Journalists listen to opening statements during Brett M. Kavanaugh’s Supreme Court confirmation hearing on Capitol Hill on Sept. 4, 2018. (Melina Mara/The Washington Post)

Is it all a big conspiracy, masterminded by the Democratic Party and abetted by the “liberal” news media?

Conservative supporters of Judge Brett M. Kavanaugh, President Trump’s embattled nominee for the Supreme Court, have seen it that way ever since the first sexual misconduct allegation was leveled against Kavanaugh by a long-ago acquaintance, Christine Blasey Ford, this month.

Accusations of collusion between the news media and Democrats opposed to Kavanaugh’s confirmation were renewed on Sunday after the New Yorker published another accusation by a college classmate of Kavanaugh, Deborah Ramirez.

Kavanaugh himself has vaguely suggested that a conspiracy is afoot, although he hasn’t specified who he thinks is behind it. In denying the latest accusation on Monday, he called it part of “a coordinated effort to destroy my good name.”

But suggestions of a media-Democratic alliance have been advanced a number of times, including in commentaries in the Washington Examiner and the New York Post and by the likes of the conservative commentator Ann Coulter and Sen. Orrin G. Hatch (R-Utah).

The conservative outlet Breitbart.com, which called the New Yorker a “left-wing magazine,” picked up the theme, writing that White House “officials note that Sen. Mazie Hirono’s (D-HI) quote in the New Yorker story shows that Democratic senators are colluding with media outlets to create news stories against the judge instead of working with the Senate Judiciary Committee when they become aware of issues.”

In remarks on Monday, Trump cast doubt, too, though he did not explicitly attack the news media. “These are highly unsubstantiated statements from people represented by lawyers,” he said. “You should look into the lawyers doing the representations.” He added: “In my opinion, it is totally political.

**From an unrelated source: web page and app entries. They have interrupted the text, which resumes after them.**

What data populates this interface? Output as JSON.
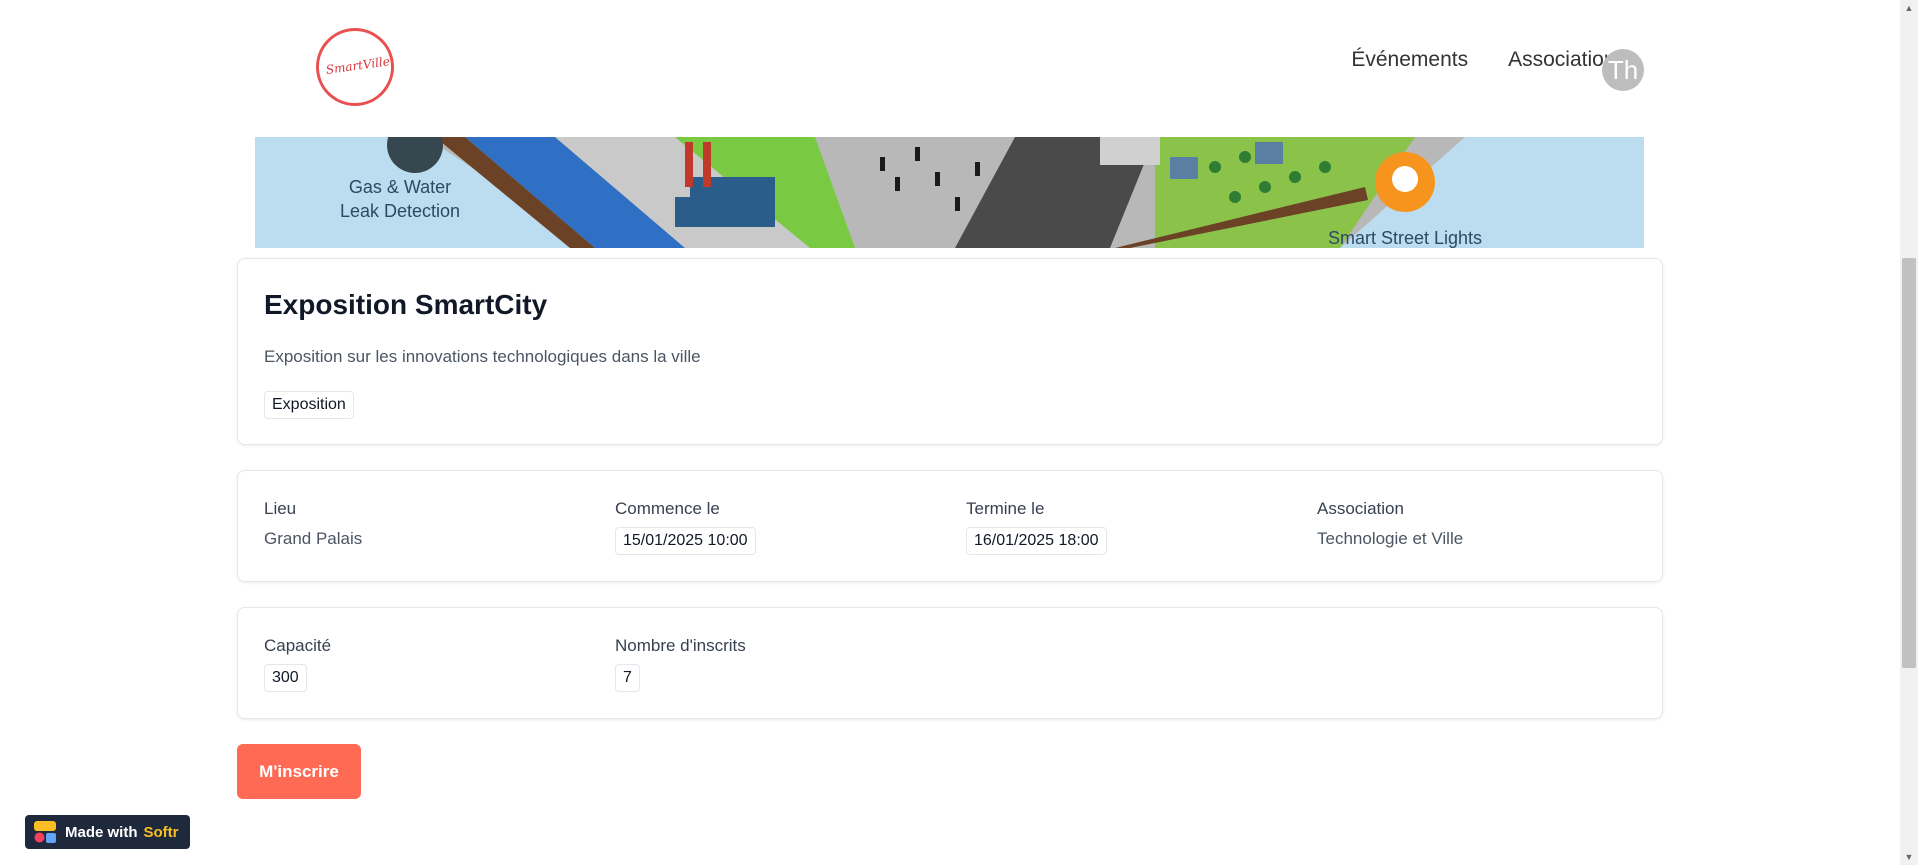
{
  "header": {
    "logo_text": "SmartVille",
    "nav": [
      {
        "label": "Événements"
      },
      {
        "label": "Associations"
      }
    ],
    "avatar_initials": "Th"
  },
  "banner": {
    "left_caption_line1": "Gas & Water",
    "left_caption_line2": "Leak Detection",
    "right_caption": "Smart Street Lights"
  },
  "event": {
    "title": "Exposition SmartCity",
    "description": "Exposition sur les innovations technologiques dans la ville",
    "tag": "Exposition"
  },
  "details": {
    "lieu_label": "Lieu",
    "lieu_value": "Grand Palais",
    "start_label": "Commence le",
    "start_value": "15/01/2025 10:00",
    "end_label": "Termine le",
    "end_value": "16/01/2025 18:00",
    "association_label": "Association",
    "association_value": "Technologie et Ville"
  },
  "stats": {
    "capacity_label": "Capacité",
    "capacity_value": "300",
    "registered_label": "Nombre d'inscrits",
    "registered_value": "7"
  },
  "actions": {
    "register_label": "M'inscrire"
  },
  "badge": {
    "made_with": "Made with",
    "brand": "Softr"
  },
  "colors": {
    "accent": "#ff6a55",
    "logo": "#e9504f",
    "badge_bg": "#1e2a3c"
  }
}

It’s totally political.”

To be sure, Ramirez’s allegations have some inherent weaknesses, most of which are acknowledged in the New Yorker article, by reporters Ronan Farrow and Jane Mayer.

The story notes that Ramirez was at first “hesitant to speak publicly, partly because her memories [of an event that allegedly occurred 35 years ago] contained gaps because she had been drinking at the time.” Farrow and Mayer also reported that Ramirez was “reluctant” at first to characterize Kavanaugh’s role in the alleged incident “with certainty,” but did so “after six days of carefully assessing her memories and consulting with her attorney.”

The reporters also said they couldn’t confirm with other witnesses that Kavanaugh was at the party at which Ramirez alleges his misconduct took place. The only indirect corroboration of Ramirez’s account in the article came from an unidentified classmate who said he heard about the alleged incident from another student a day or two afterward.

Mayer on Monday rejected the suggestion that there was any partisan intent behind the story. She said in an interview that she and Farrow last teamed up in May to produce a story about sexual harassment allegations against Eric Schneiderman, the Democratic attorney general of New York and a political foe of Trump. Schneiderman resigned three hours after that story was published.

Farrow, meanwhile, won a Pulitzer Prize this year for his reporting on sexual harassment and assault allegations against movie producer Harvey Weinstein, a major Democratic fundraiser and ally of Hillary Clinton.

“We try to be fair, accurate and tough on all sides,” Mayer said.

The notion of a “liberal” media conspiracy to sink a conservative nominee appears to be further belied by a contrary case: There were no accusations reported about Neil M. Gorsuch, a Trump nominee who was confirmed to the Supreme Court last year.

What’s more, after weighing Ramirez’s claims, other news outlets were hesitant to publish a story about them.

The New York Times said it declined to do so after failing to substantiate Ramirez’s account. The newspaper said it had interviewed “several dozen people” over the past week to corroborate her story “and could find no one with firsthand knowledge. Ms. Ramirez herself contacted former Yale classmates asking if they recalled the incident and told some of them that she could not be certain Mr. Kavanaugh was the one who exposed himself.” [Update: The Times later clarified that “unlike the New Yorker, [it] was not able to obtain an interview with Ms. Ramirez.”]

Reporters at The Washington Post also sought corroboration but were unable to substantiate Ramirez’s allegation. She declined to speak to a Post reporter who visited her Colorado home last Tuesday and turned down follow-up requests by text. The Post did not publish a story about Ramirez until after the New Yorker’s article appeared Sunday night.

The Post also held off for more than a month in publishing what it knew about Kavanaugh’s first accuser, Ford. Post reporter Emma Brown initially spoke with Ford in July, but those conversations were off the record, meaning they couldn’t be published without Ford’s permission. Brown’s story identifying Ford was published on Sept. 16, after Ford put her name and accusations on the record following leaks of her identity.

“We aren’t colluding with anyone about anything, including the Kavanaugh nomination,” said Martin Baron, The Post’s executive editor. “The conspiracy theories are pure nonsense and completely false.”

Former New York Times editor Jill Abramson also said journalistic efforts to vet Kavanaugh are the product of hard work, not partisanship.

“The essence of good reporting is digging out the truth and being scrupulously factual in that endeavor,” said Abramson, who wrote a book with Mayer, “Strange Justice,” about the 1991 Clarence Thomas-Anita Hill confrontation.

Given Ford’s allegations, she said, reporters naturally pursued a follow-up question: Are there other examples of Kavanaugh behaving as Ford says he did?

“The New Yorker and others have rightly pursued that question and found relevant information, another woman whose story adds credibility to Dr. Ford,” she said. “That’s important information to bring to the public. That’s good journalism, not a smear.”

This story was updated Tuesday afternoon.